Virtual Local Area Networks (VLAN) came about from the need to isolate broadcast domains with in a switch without using routers. Router do not forward broadcasts, but back in the 90’s they were not very fast compared to switches. Router Layer 3 functions were done in processor and switch Layer 2 functions done in application specific integrated circuits (ASIC). VLANs provided network operators flexible methods to modify configuration in software versus using hardware such as cables and different switches.
- Broadcast Domains are separated
- Security by separate devices
- Flexibility by using software to create separation
VLANs allow grouping of items to enhance communication within the VLAN/group, without hindering devices from seeing unwanted broadcast traffic. The isolation provides a semblance of security, but does not guarantee it as access lists (ACL) can. Finally, the ability to quickly configure separation versus having to cable greatly enabled adoption of VLANs.
In the example below, Switch A has two vlans created on it.
- Default VLAN 1 with ports 3 and 6.
- VLAN 2 in orange with ports 4 and 5.
Traffic is filtered between the ports by VLAN as defined in the switch and seen in the MAC address table.
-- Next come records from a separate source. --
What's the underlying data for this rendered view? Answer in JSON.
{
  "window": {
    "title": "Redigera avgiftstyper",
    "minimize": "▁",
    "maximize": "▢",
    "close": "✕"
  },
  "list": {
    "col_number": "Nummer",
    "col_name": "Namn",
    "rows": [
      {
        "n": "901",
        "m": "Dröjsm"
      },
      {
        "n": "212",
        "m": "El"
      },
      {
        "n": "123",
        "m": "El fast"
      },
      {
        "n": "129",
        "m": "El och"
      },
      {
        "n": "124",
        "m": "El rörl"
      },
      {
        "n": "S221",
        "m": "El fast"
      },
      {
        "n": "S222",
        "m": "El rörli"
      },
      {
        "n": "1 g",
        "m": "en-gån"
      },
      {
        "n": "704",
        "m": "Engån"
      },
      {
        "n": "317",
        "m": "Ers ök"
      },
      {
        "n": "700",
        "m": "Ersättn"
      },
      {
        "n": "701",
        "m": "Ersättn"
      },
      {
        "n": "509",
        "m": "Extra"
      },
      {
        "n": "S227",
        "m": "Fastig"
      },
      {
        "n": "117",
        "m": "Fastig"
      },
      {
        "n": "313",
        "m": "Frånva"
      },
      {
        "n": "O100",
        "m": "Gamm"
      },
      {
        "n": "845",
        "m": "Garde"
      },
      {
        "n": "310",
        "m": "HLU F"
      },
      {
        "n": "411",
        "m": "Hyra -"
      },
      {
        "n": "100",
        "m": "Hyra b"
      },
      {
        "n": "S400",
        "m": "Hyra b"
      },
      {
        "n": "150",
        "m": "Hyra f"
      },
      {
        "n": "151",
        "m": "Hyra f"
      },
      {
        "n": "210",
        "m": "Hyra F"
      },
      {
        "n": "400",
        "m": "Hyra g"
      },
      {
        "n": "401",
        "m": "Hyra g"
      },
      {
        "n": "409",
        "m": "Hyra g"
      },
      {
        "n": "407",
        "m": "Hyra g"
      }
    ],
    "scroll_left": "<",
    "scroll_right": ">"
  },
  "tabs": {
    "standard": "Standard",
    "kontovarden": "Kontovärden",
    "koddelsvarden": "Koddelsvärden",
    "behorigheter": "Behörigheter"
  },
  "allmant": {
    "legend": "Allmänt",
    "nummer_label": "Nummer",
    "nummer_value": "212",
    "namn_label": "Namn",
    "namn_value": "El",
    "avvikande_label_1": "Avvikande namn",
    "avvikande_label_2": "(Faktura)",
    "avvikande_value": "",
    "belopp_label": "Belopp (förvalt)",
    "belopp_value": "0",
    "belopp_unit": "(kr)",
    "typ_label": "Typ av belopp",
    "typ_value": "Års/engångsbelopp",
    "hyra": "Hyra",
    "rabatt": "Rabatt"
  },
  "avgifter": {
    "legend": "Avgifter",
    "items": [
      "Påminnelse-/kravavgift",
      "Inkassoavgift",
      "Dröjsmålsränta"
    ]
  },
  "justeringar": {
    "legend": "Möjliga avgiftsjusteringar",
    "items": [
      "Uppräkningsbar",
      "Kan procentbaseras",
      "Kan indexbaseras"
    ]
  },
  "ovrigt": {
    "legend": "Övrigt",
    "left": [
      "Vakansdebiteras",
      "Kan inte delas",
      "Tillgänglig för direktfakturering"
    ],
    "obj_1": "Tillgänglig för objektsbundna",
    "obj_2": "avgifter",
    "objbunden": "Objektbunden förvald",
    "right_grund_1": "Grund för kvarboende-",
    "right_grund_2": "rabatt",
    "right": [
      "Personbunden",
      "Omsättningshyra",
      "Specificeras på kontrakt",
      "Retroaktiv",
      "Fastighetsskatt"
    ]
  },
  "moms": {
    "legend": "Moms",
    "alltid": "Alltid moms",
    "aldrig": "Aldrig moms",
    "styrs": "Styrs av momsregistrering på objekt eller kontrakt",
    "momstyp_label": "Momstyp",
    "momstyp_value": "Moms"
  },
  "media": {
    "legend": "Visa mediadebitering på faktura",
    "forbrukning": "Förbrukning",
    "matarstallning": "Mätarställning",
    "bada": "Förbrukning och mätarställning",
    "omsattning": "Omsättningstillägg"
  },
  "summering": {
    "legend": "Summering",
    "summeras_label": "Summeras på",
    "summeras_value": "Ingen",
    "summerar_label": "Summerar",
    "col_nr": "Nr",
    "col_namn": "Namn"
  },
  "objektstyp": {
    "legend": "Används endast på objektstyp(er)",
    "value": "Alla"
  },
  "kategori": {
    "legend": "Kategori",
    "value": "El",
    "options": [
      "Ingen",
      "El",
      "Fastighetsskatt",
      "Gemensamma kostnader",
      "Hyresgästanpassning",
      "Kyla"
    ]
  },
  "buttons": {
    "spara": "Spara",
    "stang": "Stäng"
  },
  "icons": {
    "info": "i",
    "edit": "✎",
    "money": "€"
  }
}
To accommodate VLANs, the mac address table requires an additional column to ensure that the MAC addresses are kept to their VLAN and filtered out from ports in other VLANs, as designated by the red X.